The surroundings look different depending on the light conditions – bright daylight or dusk – and as soon as sunlight is filtered through the atmosphere the creepy attic changes into an ordinary storehouse room. Rather than contemplating what may lurk in the shadows, Kelegher seems to wonder what may be hidden in the glimpses of light. It is indeed the “tiny pockets of light” that unite the various works and act as portals to a parallel reality which shines forth in the absence of darkness.

Information about the artist: Christiane Kelegher lives and works in Edinburgh, Scotland. She is 22 years old and in her fourth year of the Intermedia Art Program at Edinburgh College of Art. She has exhibited her works at several showrooms in her home town.

Cozette Phillips
The American artist Cozette Phillips works mainly with sculptural metal objects connected with man’s relation to his surroundings and to animals.

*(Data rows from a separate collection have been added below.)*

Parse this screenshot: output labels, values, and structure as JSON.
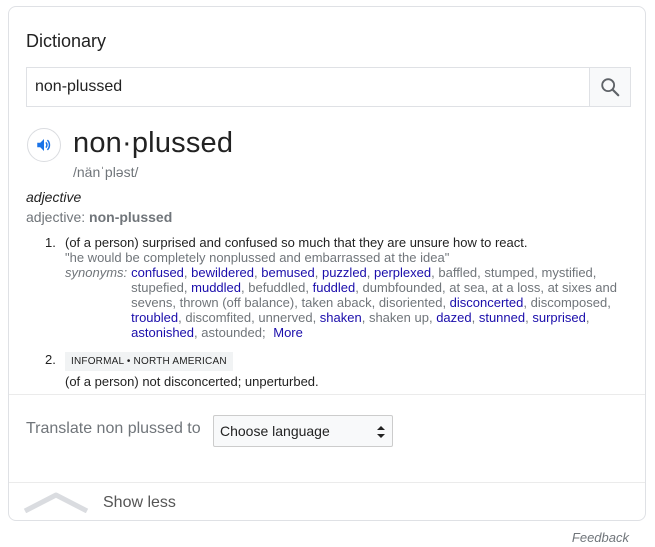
{
  "card": {
    "title": "Dictionary",
    "search": {
      "value": "non-plussed",
      "icon": "search-icon"
    },
    "entry": {
      "headword": "non·plussed",
      "phonetic": "/nänˈpləst/",
      "speaker_icon": "speaker-icon",
      "pos": "adjective",
      "pos_label": "adjective: ",
      "pos_form": "non-plussed",
      "senses": [
        {
          "number": "1.",
          "definition": "(of a person) surprised and confused so much that they are unsure how to react.",
          "example": "\"he would be completely nonplussed and embarrassed at the idea\"",
          "synonyms_label": "synonyms:",
          "synonyms": [
            {
              "text": "confused",
              "link": true
            },
            {
              "text": "bewildered",
              "link": true
            },
            {
              "text": "bemused",
              "link": true
            },
            {
              "text": "puzzled",
              "link": true
            },
            {
              "text": "perplexed",
              "link": true
            },
            {
              "text": "baffled",
              "link": false
            },
            {
              "text": "stumped",
              "link": false
            },
            {
              "text": "mystified",
              "link": false
            },
            {
              "text": "stupefied",
              "link": false
            },
            {
              "text": "muddled",
              "link": true
            },
            {
              "text": "befuddled",
              "link": false
            },
            {
              "text": "fuddled",
              "link": true
            },
            {
              "text": "dumbfounded",
              "link": false
            },
            {
              "text": "at sea",
              "link": false
            },
            {
              "text": "at a loss",
              "link": false
            },
            {
              "text": "at sixes and sevens",
              "link": false
            },
            {
              "text": "thrown (off balance)",
              "link": false
            },
            {
              "text": "taken aback",
              "link": false
            },
            {
              "text": "disoriented",
              "link": false
            },
            {
              "text": "disconcerted",
              "link": true
            },
            {
              "text": "discomposed",
              "link": false
            },
            {
              "text": "troubled",
              "link": true
            },
            {
              "text": "discomfited",
              "link": false
            },
            {
              "text": "unnerved",
              "link": false
            },
            {
              "text": "shaken",
              "link": true
            },
            {
              "text": "shaken up",
              "link": false
            },
            {
              "text": "dazed",
              "link": true
            },
            {
              "text": "stunned",
              "link": true
            },
            {
              "text": "surprised",
              "link": true
            },
            {
              "text": "astonished",
              "link": true
            },
            {
              "text": "astounded",
              "link": false
            }
          ],
          "more_label": "More"
        },
        {
          "number": "2.",
          "badge": "INFORMAL • NORTH AMERICAN",
          "definition": "(of a person) not disconcerted; unperturbed."
        }
      ]
    },
    "translate": {
      "label": "Translate non plussed to",
      "select_value": "Choose language"
    },
    "show_less_label": "Show less"
  },
  "feedback_label": "Feedback",
  "colors": {
    "link": "#1a0dab",
    "speaker": "#1a73e8",
    "muted": "#70757a"
  }
}
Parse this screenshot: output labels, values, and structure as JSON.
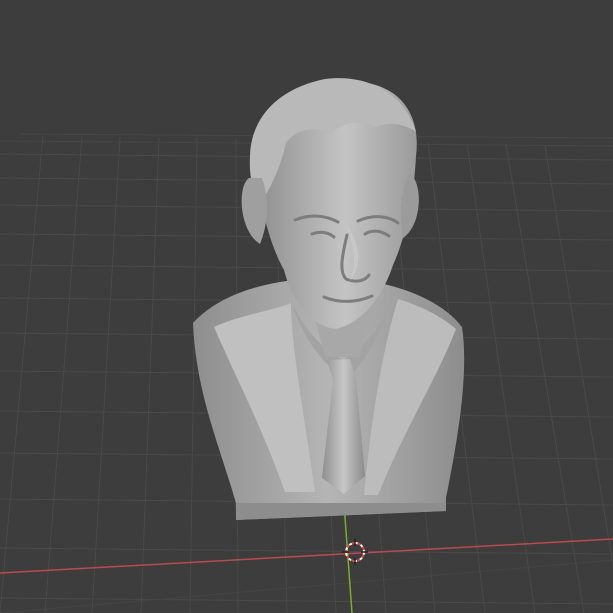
{
  "viewport": {
    "background": "#3d3d3d",
    "grid_color": "#535353",
    "x_axis_color": "#b84a52",
    "y_axis_color": "#7faa2f",
    "object_color": "#a9a9a9"
  },
  "icons": {
    "cursor": "3d-cursor-icon"
  }
}
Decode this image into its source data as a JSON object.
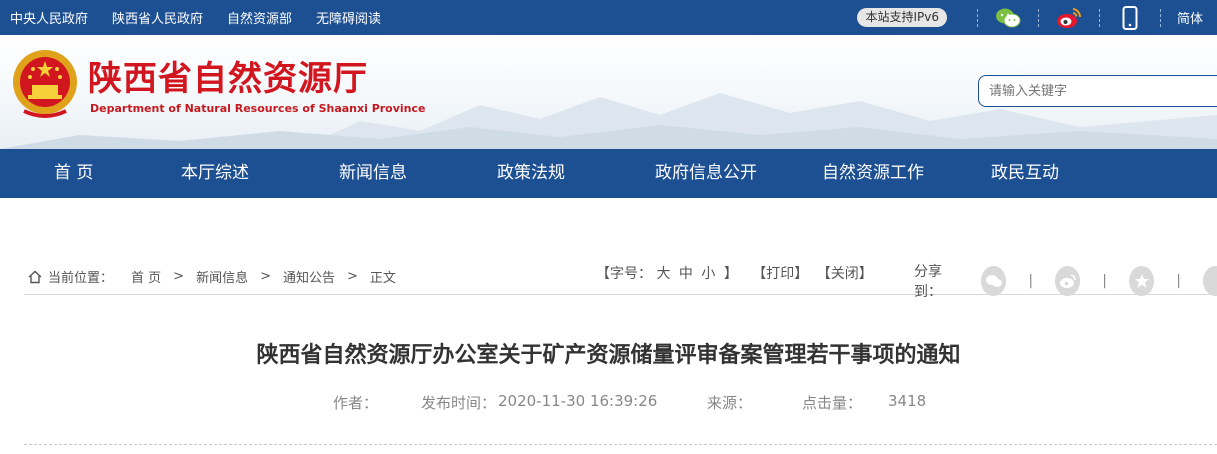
{
  "topbar": {
    "links": [
      "中央人民政府",
      "陕西省人民政府",
      "自然资源部",
      "无障碍阅读"
    ],
    "ipv6_badge": "本站支持IPv6",
    "icons": [
      "wechat-icon",
      "weibo-icon",
      "mobile-icon"
    ],
    "lang_toggle": "简体"
  },
  "header": {
    "title": "陕西省自然资源厅",
    "subtitle": "Department of Natural Resources of Shaanxi Province",
    "search_placeholder": "请输入关键字"
  },
  "nav": {
    "items": [
      "首  页",
      "本厅综述",
      "新闻信息",
      "政策法规",
      "政府信息公开",
      "自然资源工作",
      "政民互动"
    ]
  },
  "breadcrumb": {
    "label": "当前位置：",
    "items": [
      "首 页",
      "新闻信息",
      "通知公告",
      "正文"
    ],
    "separator": ">"
  },
  "tools": {
    "font_size_label": "【字号：",
    "size_large": "大",
    "size_medium": "中",
    "size_small": "小",
    "font_size_close": "】",
    "print": "【打印】",
    "close": "【关闭】"
  },
  "share": {
    "label": "分享到：",
    "divider": "|",
    "icons": [
      "wechat-share-icon",
      "weibo-share-icon",
      "favorite-share-icon",
      "more-share-icon"
    ]
  },
  "article": {
    "title": "陕西省自然资源厅办公室关于矿产资源储量评审备案管理若干事项的通知",
    "author_label": "作者：",
    "publish_time_label": "发布时间：",
    "publish_time": "2020-11-30 16:39:26",
    "source_label": "来源：",
    "views_label": "点击量：",
    "views": "3418"
  },
  "colors": {
    "brand_blue": "#1d4f93",
    "title_red": "#d2161f"
  }
}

Through a series of five works which consist of bridles, a means to control horses, we are invited to reflect on how the function of an object defines its meaning. The fact that the horse itself is absent, underlines the function of the harness; it is a means of power and control.

One may rein a horse – one is in control. The bridle is made to put pressure on the most sensitive parts of the animal’s head so that one can direct and control its movements. The horse is an iconic figure often associated with pride and freedom. The silhouette of a galloping wild horse against the horizon is a powerful image of absolute freedom, strength or vitality.

“Horse” is, by the way, also another name for heroin. One may find examples of this use of the term for instance on the rock scene of the 1970’s where freedom and vitality was a longed-for state of mind in an otherwise bleak reality. Figuratively, there is a great contrast between the tamed horse and the wild one. Common metaphors include “horsepower” in connection with cars, talking about “getting on one’s high horse”, or referring to the Trojan horse. An interplay exists between what is free and what is tamed, and prestige is linked to bridling and controlling that which is wild.

The series is simply called “Bridals” and shows an abstraction from the first bridle, which is put together in the ordinary fashion, to the final one where the headpiece and the reins are separated. Gradually, the emphasis has shifted from information about the harness to lines and the material used. The simplicity of the forms underlines the content. Thus, a tension exist in the materiality of the work and in its conceptual ideas. The fact that the harness is shaped in metal underlines cool human control and dominion. The hard, tight, harness hung from hooks against white walls produces a sharp, cold expression, intensified by the absence of the live, warm body of the horse. In this way, the harness becomes a symbol and an image of human need to domesticate our surroundings, our search for power and control, our seeing ourselves as superior beings.

A strange association pops up in the encounter with the harness. If you take away the l from bridle, you are left with the word bride. The English term for horse care is grooming. It makes me think of bride & groom – and how matrimony is a way in which society institutionalizes human beings. Which is also a kind of controlling organisation. Just a passing thought.

Information about the artist:
Cozette Phillips has a Bachelor of Fine Arts Degree in sculpture and illustration from Columbus College of Art and Design, and a Master of Fine Arts Degree in the Metals program at the State University of New York at New Palz. She now resides in Rochester New York, and she has exhibited in numerous galleries in the USA.

Text by
Translated by Birgit Kvamme Lundheim